NASHVILLE (BP) – Since 1925, Southern Baptists have given more than $20 billion through the Cooperative Program to fund its entities and missionaries taking the Gospel throughout the world.
That news was delivered Sept. 29 by SBC Executive Committee Chief Financial Officer Jeff Pearson to EC President and Chief Executive Officer Ronnie Floyd on the eve of Cooperative Program Emphasis Month, which is celebrated throughout October.
“The principle of our churches cooperating together truly demonstrates how we can do more together than we can ever do alone,” Floyd said. “From the smallest church to the largest church, through the good times and the challenging times, the faithfulness of our churches continues to prove again and again the commitment to advancing the Good News of Jesus Christ to every person regionally, statewide, nationally and internationally.”
EC Vice President Greg Addison echoed those sentiments.
“This shows an incredible legacy of faithful Southern Baptists who have a heart to send missionaries bearing the Gospel to the nations,” Addison said. “This level of sacrificial giving to the advance of the Gospel does not happen by accident. It is a matter of generations of people saved by the Gospel who invest themselves in the advance of the Gospel over and over again from generation to generation.”
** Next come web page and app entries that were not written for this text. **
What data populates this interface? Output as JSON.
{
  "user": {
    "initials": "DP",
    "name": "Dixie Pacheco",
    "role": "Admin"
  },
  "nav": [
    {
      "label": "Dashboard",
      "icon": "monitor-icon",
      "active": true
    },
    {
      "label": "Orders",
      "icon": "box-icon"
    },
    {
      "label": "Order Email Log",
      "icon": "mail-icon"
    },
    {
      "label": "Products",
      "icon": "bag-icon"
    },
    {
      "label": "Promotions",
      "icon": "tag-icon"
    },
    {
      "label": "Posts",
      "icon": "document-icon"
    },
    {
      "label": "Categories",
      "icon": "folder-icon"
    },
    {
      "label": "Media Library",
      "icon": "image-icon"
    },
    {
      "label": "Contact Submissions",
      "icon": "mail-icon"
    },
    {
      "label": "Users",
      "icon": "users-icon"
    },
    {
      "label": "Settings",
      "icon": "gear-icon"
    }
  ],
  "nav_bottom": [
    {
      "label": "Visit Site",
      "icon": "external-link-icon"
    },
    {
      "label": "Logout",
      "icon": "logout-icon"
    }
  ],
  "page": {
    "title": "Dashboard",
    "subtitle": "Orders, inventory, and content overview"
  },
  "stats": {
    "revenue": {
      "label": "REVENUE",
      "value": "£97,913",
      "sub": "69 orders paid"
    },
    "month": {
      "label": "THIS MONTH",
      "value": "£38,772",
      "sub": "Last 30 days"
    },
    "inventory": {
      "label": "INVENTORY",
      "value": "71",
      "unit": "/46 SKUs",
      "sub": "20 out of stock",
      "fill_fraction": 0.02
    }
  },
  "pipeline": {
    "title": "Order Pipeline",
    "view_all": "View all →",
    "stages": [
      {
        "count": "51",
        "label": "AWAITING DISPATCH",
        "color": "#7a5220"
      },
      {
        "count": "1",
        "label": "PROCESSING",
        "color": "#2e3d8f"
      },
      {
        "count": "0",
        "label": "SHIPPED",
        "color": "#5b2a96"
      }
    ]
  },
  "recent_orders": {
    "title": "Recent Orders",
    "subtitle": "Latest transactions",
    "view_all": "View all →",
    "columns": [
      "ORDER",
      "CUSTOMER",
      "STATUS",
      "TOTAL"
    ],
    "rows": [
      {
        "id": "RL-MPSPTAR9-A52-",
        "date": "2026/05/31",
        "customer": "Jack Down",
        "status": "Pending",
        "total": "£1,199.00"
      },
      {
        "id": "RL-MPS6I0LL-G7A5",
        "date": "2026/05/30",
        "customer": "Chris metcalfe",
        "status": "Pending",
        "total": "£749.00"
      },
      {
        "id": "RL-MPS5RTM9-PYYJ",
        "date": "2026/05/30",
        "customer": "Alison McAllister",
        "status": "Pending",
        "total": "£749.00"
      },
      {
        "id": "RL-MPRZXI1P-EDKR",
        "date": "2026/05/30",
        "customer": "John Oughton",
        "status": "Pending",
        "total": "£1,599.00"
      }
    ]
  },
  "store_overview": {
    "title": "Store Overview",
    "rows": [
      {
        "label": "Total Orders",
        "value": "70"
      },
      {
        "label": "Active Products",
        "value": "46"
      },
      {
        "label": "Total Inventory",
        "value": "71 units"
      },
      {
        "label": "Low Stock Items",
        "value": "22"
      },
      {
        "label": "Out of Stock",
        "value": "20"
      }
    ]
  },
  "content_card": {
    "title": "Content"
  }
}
Willie McLaurin, SBC Executive Committee vice president for Great Commission Relations and Mobilization, called the moment “a win for associations, state conventions, local and national entities and local churches.”
“Southern Baptist churches have modeled following Jesus by entrusting their treasure for Kingdom work,” he said, pointing to Matthew 6:22. “The heartbeat of SBC churches is evangelism and missions.
“This historic moment is a testament to the faithfulness of local churches trusting God weekly, monthly and annually to advance the Gospel at home and around the world. I am incredibly thankful for every church – past and present – that prioritizes, elevates and accelerates Cooperative Program. We have much to be thankful for. Our great God has been faithful to Southern Baptists and for that I give God the praise!”
The motivation for a cooperative giving model began to take shape in 1912, said Charles Jones, a Georgia-based Southern Baptist historical researcher and writer who also serves as a transitional pastor in his retirement.
“Southern Baptists launched the Judson Centennial Campaign in 1912 to celebrate the anniversary of Adoniram Judson’s work in Burma,” he said. “But while it was successful raising funds for foreign mission work, some of it came at the expense of decreased giving to other ministries.
“Southern Baptists realized the potential impact that could be made through a national cooperative giving campaign. This led to the development of the 75 Million Campaign from 1919-1924, which became the blueprint for the Cooperative Program, which started the following year.”
The impact of what started 96 years ago can be witnessed throughout Southern Baptist work today, Floyd said.
“Thank God for churches and their spiritual leaders who have a heart to work together to fund their cooperative work of the Great Commission,” he said. “This is a day to celebrate our churches, but also a day to celebrate with our state convention partners who help encourage and assist churches in their Great Commission work together.
“Most of all, we give God alone all the praise and the glory for this wonderful testimony of His people working together to give Good News to the whole world.”